When adjusted for best picture performance, the M-Series QX will have reduced brightness, though it’s comparable to many other TVs in that respect. 

Don't buy it if...

You plan to watch in a bright room
While the M-Series QX delivers good maximum brightness, it comes up short of the best QLED TVs in that respect.

You have an aversion to making picture adjustments
The M-Series QX doesn’t provide a highly accurate picture preset for watching movies, so it will require a bit of work to look its best.

You want a TV with an ATSC 3.0 tuner
The built-in tuner on M-Series QX TVs is version ATSC 1.0, which means it won’t support future digital TV broadcasts with 4K resolution and Dolby Atmos sound. 

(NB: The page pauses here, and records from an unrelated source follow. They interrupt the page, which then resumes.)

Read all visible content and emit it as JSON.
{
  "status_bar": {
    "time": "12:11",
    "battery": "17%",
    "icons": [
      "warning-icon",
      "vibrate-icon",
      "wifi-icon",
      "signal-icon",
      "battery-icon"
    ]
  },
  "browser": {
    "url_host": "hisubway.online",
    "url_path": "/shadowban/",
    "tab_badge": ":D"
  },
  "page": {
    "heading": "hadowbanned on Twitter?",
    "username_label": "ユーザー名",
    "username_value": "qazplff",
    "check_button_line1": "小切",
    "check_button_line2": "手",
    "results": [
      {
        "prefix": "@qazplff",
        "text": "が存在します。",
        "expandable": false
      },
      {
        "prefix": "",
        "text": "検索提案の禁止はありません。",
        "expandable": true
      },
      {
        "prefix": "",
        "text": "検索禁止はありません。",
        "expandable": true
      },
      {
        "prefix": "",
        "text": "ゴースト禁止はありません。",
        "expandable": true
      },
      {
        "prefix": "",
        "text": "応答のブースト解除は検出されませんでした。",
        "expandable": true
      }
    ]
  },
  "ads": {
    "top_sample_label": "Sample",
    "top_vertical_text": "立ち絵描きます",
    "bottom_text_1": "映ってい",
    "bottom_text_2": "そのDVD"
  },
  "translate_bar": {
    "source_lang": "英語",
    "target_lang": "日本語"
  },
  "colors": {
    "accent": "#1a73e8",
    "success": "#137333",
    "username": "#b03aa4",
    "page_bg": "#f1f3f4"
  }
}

Also consider...

If our M-Series QX review has you considering other options, here are three more TVs to ponder.


Among the lowest-cost OLEDs available, LG’s entry-level A2 series models deliver excellent overall  picture quality though brightness is somewhat lacking and they have comparatively limited gaming features.


TCL 6-Series
TCL’s 6-series sets are among the least expensive models offering mini-LED backlights and Quantum Dots for enhanced brightness and extended color. Another very  good option if you’re looking for a high-quality TV at a low price.


Hisense H8G
The Hisense H8G Quantum Series does so much at a price that will make you wonder why you'd even consider “premium” televisions. Overall this is an affordable, high-quality television and we highly recommend it.

Al Griffin
Senior Editor Home Entertainment, US

Al Griffin has been writing about and reviewing A/V tech since the days LaserDiscs roamed the earth, and was previously the editor of Sound & Vision magazine. 

When not reviewing the latest and greatest gear or watching movies at home, he can usually be found out and about on a bike.